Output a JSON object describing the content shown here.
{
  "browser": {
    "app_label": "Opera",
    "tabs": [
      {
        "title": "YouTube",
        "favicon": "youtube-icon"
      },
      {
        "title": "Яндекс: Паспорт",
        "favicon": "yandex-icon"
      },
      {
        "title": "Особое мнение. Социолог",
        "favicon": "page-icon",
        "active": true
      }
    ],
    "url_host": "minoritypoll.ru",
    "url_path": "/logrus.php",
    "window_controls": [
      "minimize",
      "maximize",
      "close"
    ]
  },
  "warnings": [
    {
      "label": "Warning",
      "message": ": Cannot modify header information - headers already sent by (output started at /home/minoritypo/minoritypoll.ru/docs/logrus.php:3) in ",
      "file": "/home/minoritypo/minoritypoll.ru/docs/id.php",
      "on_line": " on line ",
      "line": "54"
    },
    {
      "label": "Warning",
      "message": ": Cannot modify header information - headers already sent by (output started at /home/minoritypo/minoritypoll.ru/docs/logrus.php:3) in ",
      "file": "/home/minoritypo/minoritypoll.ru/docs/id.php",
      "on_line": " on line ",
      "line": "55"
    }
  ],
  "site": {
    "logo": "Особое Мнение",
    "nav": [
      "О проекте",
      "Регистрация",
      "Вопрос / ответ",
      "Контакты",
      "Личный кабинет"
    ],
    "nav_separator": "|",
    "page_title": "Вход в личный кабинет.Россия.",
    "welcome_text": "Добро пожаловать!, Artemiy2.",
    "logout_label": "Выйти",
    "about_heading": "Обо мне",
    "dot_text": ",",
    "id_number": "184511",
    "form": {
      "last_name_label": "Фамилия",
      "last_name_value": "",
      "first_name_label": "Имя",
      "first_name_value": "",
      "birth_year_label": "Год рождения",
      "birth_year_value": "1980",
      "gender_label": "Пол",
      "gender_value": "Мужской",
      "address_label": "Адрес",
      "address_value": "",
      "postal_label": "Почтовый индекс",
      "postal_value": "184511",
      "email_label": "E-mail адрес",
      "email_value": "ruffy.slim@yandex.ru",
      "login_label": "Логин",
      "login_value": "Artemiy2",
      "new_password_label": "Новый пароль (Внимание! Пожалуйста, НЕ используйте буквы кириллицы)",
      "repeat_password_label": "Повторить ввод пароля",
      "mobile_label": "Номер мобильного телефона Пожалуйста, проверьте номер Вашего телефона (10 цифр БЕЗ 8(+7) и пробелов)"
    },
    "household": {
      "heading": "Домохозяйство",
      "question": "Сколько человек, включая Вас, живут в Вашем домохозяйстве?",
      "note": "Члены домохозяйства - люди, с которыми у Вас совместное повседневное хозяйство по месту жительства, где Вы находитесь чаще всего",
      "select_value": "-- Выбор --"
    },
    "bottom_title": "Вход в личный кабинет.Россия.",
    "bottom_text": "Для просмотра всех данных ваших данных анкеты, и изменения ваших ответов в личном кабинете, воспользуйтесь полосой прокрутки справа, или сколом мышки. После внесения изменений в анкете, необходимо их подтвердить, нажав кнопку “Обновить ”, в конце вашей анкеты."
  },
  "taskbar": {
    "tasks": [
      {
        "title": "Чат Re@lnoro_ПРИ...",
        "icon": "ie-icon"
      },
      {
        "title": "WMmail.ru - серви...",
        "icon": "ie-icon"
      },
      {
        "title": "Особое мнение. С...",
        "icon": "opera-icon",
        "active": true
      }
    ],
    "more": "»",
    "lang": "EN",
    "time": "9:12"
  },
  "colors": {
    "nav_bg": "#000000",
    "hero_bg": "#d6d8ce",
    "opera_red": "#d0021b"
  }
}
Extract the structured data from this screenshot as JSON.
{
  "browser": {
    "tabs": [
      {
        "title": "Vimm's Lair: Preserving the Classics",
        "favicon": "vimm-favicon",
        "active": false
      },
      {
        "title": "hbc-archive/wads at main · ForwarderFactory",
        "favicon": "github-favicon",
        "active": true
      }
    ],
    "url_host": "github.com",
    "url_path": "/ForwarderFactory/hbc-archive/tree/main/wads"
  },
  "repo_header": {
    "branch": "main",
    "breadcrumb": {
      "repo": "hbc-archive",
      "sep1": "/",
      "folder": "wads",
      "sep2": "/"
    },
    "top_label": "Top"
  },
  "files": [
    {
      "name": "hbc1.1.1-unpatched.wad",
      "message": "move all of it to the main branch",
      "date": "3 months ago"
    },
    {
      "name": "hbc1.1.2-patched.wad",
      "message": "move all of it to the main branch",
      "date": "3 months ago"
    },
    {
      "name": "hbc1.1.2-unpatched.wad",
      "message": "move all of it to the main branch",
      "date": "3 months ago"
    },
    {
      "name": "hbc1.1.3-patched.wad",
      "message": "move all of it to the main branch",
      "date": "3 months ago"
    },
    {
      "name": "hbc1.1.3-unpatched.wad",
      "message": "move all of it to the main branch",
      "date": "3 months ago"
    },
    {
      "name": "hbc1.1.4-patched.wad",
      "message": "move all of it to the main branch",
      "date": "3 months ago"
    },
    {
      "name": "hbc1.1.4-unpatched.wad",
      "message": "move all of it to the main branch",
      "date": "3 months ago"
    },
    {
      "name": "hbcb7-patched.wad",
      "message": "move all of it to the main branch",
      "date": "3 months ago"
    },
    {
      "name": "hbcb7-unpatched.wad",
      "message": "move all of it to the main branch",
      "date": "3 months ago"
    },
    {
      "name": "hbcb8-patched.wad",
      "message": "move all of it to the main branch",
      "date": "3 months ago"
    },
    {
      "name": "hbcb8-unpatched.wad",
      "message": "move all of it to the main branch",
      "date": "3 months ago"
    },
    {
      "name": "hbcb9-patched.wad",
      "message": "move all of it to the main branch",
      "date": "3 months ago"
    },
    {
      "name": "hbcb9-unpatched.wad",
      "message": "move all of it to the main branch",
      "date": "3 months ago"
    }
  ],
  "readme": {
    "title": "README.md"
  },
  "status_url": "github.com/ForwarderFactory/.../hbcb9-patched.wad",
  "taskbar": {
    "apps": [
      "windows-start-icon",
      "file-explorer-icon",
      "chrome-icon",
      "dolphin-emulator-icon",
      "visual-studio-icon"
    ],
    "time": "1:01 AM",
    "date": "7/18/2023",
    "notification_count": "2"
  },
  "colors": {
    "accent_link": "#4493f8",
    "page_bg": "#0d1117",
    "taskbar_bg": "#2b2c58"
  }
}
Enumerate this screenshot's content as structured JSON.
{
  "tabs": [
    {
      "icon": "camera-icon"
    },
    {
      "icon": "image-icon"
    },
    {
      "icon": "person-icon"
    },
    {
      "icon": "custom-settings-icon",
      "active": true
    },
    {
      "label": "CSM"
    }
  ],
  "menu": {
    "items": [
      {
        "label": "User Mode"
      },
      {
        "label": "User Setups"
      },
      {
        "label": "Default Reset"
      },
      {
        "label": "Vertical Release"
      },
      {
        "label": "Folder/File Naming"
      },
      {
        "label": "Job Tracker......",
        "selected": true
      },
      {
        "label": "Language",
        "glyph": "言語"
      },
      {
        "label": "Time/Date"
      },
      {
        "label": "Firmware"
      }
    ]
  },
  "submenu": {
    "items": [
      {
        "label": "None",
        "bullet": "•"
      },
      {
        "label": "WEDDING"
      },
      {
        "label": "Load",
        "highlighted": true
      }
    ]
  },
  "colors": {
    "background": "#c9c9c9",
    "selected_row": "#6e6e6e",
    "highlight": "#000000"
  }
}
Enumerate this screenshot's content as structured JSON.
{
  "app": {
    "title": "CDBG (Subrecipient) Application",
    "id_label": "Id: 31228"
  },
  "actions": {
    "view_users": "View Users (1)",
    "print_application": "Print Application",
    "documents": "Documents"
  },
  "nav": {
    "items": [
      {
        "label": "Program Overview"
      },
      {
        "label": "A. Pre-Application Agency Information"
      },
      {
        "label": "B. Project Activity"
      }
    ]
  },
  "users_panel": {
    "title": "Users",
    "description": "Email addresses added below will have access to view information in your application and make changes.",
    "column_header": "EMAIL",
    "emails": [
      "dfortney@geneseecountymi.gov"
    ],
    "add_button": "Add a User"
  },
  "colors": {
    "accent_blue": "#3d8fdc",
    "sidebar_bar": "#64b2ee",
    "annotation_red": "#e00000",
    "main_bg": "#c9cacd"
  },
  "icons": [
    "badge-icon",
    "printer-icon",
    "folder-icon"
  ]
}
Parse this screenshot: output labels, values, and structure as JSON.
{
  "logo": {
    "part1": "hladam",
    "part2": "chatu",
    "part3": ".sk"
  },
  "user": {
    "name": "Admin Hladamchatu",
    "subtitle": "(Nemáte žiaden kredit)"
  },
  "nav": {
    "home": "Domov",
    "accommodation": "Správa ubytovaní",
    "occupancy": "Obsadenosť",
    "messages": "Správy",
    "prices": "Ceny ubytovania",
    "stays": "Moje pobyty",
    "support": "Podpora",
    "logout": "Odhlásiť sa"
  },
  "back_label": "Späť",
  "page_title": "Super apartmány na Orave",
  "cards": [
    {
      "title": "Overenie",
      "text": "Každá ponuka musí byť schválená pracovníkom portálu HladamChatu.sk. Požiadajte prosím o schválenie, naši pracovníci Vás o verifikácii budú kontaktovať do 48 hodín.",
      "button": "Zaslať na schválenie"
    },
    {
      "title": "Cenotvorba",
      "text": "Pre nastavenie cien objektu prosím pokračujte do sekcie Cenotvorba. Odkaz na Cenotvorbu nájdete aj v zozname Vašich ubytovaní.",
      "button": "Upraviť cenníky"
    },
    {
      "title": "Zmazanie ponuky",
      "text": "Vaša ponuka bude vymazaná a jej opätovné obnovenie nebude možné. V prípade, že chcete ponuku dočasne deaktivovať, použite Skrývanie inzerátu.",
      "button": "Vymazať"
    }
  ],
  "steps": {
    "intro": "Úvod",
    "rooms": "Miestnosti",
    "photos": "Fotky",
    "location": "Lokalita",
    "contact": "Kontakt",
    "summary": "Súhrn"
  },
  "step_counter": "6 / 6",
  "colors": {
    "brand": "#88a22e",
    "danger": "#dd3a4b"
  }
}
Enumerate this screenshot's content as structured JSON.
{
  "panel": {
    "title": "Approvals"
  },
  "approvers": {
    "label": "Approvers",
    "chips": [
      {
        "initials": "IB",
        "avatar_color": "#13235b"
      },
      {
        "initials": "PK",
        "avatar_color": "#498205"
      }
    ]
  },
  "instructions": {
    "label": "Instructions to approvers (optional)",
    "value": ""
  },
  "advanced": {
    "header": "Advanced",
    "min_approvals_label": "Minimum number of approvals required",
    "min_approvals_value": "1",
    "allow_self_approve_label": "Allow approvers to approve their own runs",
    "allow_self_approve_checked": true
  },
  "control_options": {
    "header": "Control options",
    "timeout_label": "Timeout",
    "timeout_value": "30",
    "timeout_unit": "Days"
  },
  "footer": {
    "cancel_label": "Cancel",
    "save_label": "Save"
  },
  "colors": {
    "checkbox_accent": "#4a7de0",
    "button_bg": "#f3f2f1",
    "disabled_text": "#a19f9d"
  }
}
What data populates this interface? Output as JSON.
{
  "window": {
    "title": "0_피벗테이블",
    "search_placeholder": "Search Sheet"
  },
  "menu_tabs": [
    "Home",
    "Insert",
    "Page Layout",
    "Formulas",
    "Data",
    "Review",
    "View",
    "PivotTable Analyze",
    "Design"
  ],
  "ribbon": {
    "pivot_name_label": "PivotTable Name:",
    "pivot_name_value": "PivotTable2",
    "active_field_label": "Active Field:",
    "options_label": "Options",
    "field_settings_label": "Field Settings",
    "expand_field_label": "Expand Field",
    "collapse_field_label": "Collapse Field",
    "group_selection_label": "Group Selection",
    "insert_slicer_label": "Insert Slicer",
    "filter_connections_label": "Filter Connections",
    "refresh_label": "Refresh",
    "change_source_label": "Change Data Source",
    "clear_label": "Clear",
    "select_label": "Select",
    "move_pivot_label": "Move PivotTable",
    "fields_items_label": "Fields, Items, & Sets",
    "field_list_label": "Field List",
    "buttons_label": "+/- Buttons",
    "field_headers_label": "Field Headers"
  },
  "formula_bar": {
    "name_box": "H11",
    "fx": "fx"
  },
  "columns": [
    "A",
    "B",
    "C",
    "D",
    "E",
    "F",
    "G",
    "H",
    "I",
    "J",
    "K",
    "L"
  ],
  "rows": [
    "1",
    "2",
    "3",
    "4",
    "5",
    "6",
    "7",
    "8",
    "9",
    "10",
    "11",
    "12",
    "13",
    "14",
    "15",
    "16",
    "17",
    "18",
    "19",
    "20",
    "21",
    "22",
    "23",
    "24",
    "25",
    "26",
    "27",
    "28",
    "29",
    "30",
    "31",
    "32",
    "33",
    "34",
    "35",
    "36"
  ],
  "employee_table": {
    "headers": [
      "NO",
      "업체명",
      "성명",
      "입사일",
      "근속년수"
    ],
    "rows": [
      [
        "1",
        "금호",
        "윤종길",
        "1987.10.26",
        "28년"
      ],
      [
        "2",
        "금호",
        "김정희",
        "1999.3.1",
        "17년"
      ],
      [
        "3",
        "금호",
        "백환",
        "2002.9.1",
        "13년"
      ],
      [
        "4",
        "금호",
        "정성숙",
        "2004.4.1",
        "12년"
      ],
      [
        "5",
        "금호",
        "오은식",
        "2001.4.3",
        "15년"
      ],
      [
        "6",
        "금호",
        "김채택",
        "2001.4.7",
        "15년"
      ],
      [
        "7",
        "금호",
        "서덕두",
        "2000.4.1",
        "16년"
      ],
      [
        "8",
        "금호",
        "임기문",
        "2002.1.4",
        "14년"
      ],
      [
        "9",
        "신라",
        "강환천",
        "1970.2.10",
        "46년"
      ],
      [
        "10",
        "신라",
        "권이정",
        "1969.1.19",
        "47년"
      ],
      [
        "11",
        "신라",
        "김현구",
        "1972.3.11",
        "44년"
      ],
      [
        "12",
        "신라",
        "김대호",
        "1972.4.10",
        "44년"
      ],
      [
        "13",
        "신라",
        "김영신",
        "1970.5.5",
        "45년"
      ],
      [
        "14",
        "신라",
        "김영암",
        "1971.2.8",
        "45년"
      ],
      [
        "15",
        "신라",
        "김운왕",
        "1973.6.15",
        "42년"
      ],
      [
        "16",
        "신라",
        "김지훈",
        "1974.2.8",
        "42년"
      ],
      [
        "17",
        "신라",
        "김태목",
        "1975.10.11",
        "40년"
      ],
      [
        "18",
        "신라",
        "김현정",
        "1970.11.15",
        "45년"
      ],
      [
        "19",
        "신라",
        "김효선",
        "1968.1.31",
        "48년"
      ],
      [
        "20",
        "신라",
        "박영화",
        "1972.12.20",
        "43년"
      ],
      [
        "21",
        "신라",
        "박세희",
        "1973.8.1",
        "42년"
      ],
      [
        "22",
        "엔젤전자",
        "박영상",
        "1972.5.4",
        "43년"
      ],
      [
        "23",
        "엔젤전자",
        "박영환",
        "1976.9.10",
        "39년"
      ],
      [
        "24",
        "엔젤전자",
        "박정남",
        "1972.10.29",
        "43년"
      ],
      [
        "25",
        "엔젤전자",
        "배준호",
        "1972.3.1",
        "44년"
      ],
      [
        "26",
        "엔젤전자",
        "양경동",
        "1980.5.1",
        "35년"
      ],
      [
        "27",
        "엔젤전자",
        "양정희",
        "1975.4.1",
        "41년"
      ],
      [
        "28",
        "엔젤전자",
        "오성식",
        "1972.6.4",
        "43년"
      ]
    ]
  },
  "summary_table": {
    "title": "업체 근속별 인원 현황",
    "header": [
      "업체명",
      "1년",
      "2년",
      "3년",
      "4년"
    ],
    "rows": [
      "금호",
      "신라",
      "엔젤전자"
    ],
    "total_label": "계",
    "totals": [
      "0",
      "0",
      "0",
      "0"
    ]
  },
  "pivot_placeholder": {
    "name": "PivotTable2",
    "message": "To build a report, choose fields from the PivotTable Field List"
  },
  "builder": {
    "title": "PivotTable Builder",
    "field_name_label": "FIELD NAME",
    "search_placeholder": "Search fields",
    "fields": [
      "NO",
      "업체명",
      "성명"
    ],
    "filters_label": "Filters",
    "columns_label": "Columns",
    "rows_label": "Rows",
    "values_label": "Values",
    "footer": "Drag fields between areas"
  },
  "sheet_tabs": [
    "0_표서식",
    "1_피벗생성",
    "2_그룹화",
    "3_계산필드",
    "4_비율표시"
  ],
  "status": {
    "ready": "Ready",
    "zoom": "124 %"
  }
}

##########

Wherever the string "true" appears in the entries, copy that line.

**Output for this task**.
        "active": true
        "active": true
        "active": true
      "active": true
        "selected": true
        "highlighted": true
    "allow_self_approve_checked": true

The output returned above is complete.